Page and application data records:
++++++

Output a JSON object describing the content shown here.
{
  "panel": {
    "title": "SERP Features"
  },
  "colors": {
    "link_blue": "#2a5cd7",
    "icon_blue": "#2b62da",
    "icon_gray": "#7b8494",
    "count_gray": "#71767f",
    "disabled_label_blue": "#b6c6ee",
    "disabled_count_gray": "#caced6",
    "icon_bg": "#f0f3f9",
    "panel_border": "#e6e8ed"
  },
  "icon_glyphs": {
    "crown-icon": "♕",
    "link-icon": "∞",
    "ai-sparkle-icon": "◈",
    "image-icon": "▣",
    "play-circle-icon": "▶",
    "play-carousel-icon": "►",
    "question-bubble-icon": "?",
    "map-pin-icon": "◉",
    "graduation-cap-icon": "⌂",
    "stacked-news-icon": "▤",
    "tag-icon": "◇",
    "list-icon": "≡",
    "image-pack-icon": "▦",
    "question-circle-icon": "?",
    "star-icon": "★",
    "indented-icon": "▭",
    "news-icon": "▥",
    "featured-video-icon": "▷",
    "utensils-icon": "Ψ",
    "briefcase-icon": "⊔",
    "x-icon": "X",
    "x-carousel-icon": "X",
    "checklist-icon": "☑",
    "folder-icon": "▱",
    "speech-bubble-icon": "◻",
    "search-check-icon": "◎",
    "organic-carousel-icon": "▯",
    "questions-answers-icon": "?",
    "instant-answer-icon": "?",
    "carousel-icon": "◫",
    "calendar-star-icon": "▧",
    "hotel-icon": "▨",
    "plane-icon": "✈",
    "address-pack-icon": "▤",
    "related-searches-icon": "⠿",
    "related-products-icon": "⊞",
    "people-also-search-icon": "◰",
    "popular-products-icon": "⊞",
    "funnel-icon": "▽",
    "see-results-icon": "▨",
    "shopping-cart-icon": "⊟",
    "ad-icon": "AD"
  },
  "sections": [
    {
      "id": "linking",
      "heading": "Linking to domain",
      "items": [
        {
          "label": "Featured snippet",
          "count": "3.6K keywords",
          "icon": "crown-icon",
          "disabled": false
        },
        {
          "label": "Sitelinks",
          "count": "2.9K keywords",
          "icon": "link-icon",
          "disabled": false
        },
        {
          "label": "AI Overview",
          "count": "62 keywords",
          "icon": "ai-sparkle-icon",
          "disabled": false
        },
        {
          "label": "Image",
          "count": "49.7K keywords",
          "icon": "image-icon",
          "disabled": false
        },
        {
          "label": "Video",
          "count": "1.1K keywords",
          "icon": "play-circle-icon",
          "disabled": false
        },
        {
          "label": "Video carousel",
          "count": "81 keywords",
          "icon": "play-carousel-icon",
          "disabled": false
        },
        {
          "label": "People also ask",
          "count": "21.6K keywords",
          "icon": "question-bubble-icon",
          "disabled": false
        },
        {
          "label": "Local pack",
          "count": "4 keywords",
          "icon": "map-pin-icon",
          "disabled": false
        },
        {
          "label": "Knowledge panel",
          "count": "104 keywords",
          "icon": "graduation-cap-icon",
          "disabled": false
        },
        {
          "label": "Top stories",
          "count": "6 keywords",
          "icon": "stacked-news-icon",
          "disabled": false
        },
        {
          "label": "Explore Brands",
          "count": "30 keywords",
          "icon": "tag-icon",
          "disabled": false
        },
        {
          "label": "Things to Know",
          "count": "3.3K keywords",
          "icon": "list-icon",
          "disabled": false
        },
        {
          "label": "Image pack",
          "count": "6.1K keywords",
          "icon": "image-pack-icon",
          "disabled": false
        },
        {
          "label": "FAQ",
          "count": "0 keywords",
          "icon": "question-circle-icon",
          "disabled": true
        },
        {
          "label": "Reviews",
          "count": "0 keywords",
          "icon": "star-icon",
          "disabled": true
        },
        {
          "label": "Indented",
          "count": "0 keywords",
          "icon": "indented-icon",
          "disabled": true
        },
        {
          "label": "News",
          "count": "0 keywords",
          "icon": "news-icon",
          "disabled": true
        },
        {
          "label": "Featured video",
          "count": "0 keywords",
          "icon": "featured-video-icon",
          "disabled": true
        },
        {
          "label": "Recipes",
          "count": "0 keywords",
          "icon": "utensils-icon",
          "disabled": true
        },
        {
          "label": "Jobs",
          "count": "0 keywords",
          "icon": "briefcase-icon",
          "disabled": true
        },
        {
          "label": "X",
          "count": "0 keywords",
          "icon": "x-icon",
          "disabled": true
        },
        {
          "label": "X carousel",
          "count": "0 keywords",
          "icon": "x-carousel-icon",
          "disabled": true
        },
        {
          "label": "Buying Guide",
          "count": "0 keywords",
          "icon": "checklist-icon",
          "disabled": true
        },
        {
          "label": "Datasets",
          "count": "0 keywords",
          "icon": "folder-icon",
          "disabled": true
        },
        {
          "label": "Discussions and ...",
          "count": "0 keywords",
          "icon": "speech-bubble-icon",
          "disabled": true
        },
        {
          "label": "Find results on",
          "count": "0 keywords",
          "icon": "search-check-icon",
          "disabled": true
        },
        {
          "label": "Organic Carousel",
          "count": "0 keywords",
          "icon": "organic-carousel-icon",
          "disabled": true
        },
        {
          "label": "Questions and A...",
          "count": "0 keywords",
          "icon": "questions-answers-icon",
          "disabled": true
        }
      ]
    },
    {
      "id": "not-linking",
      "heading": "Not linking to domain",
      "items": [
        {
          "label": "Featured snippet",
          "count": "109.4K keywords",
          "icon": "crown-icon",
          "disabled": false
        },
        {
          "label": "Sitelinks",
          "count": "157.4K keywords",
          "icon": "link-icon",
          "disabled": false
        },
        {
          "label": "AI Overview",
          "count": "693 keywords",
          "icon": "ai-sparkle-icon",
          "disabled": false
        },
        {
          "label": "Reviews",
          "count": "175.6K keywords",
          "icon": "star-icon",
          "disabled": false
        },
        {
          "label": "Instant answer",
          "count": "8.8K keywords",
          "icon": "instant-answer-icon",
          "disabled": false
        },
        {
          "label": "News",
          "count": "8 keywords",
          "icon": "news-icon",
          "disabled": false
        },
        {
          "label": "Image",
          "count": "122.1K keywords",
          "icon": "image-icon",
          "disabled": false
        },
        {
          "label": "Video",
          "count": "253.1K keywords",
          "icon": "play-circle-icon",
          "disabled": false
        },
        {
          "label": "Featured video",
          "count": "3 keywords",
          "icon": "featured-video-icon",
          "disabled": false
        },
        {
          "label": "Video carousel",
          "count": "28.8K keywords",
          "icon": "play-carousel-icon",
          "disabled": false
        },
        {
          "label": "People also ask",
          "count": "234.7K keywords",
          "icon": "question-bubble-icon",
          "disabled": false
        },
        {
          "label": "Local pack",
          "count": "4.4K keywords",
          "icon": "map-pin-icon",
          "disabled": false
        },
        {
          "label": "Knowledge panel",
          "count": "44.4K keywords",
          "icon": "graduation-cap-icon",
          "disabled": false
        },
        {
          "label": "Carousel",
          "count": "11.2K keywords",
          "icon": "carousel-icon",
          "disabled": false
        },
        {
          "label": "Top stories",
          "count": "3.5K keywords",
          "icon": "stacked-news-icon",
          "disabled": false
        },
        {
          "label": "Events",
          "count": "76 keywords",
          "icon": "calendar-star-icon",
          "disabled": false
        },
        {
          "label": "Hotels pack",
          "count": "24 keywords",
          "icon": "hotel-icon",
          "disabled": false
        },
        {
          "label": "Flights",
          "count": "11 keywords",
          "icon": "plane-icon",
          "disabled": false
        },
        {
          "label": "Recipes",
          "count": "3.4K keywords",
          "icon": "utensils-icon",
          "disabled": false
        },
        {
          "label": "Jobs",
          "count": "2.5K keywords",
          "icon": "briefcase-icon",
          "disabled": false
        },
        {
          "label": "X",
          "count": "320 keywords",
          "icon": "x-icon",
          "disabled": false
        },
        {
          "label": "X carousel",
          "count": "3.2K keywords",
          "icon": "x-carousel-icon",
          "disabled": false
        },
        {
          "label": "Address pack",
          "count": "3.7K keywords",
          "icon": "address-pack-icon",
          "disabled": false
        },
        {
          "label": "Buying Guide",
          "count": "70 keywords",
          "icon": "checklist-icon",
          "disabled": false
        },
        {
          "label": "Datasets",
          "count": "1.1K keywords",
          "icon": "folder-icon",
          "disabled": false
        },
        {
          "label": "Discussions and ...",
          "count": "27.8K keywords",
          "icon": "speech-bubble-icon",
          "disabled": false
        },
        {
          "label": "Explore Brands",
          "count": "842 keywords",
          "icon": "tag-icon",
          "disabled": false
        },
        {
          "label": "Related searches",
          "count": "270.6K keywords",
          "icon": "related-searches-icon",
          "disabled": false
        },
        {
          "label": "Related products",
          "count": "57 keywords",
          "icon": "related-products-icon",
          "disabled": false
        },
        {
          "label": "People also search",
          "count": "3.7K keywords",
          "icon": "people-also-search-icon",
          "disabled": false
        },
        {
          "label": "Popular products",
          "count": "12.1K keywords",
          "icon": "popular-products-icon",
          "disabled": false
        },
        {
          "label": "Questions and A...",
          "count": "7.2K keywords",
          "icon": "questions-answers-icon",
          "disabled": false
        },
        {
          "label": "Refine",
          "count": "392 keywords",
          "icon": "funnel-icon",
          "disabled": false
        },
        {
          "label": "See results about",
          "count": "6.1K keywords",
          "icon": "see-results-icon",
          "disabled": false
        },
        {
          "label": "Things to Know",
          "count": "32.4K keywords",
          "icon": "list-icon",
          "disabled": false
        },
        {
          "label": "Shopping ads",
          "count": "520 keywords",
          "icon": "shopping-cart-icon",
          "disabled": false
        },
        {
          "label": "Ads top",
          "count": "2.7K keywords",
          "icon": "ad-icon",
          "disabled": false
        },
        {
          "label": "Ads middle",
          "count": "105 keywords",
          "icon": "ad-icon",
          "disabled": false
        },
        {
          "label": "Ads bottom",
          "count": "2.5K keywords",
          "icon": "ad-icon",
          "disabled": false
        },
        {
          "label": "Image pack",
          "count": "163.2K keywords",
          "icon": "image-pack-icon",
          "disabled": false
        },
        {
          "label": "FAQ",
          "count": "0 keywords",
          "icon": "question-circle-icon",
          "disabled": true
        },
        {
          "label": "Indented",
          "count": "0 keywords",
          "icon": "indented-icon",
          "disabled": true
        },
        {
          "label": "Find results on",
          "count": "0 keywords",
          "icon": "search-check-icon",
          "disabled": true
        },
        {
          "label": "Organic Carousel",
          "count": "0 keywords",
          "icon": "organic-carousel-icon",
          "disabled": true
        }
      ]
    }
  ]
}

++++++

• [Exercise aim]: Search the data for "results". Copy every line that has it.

• [Solution to the exercise]:
    "see-results-icon": "▨",
          "label": "Find results on",
          "label": "See results about",
          "icon": "see-results-icon",
          "label": "Find results on",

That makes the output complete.